Open Dialogue is a model of mental health care pioneered in Finland. It involves a family and social network approach and healthcare staff are trained in family therapy and related psychological skills. It has since been taken up in a number of countries around the world, including much of the rest of Scandinavia, Germany and several states in America.
The approach is completely different to the mental health system in the UK, where medication is paramount. Open Dialogue does not ask what is wrong with a person, it seeks to understand what has happened to them.
The Open Dialogue model centres around regular network meetings. These involve the patient, together with his or her family members, as well as extended social network. The network meetings are the only forum where decisions are made, with the client remaining at the centre of the process. This enables a strong emphasis on independence and long- term recovery from day one.
A further core element of the model in the UK -– also used in services such as New York -– involves the inclusion of peer workers within each team. Peer workers are seen as experts in their own right, working with patients and extending social networks where necessary. They also work locally to cultivate a wider supportive peer community.
Open Dialogue sees mental health difficulties as expressions of distress and trauma that haven’t found words and meaning. The aim of the meetings is to develop a dialogue, giving a voice to all concerned putting the person at the centre.

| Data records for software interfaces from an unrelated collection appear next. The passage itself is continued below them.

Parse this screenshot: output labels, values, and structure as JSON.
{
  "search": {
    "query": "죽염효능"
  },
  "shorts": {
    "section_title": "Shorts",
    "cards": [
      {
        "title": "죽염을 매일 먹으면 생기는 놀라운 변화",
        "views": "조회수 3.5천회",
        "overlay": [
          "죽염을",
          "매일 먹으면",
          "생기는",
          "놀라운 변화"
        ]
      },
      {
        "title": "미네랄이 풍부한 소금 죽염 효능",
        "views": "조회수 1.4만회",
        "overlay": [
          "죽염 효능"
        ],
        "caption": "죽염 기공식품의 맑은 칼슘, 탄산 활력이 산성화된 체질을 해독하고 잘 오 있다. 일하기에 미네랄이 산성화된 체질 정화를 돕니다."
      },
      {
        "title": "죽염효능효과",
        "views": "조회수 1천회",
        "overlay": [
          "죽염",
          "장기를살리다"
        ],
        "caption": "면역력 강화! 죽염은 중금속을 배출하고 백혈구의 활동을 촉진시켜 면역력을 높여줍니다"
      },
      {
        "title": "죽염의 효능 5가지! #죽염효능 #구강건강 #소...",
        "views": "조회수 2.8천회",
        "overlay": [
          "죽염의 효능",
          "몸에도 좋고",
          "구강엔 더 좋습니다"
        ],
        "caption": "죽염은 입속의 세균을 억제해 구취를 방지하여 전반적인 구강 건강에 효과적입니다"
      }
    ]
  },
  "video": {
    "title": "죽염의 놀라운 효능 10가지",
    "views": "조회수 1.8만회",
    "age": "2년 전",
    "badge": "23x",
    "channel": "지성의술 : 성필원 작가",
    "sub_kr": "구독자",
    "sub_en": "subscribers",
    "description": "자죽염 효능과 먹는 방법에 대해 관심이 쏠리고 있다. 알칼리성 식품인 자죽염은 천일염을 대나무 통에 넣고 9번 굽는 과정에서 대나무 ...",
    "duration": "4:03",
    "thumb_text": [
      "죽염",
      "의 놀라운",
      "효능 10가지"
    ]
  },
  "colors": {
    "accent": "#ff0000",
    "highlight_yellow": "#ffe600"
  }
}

Results from non-randomised trials are striking. For example, 72 per cent of those with first episode psychosis treated via an Open Dialogue approach returned to work or study within two years, despite significantly lower rates of medication and hospitalisation compared to treatment as usual.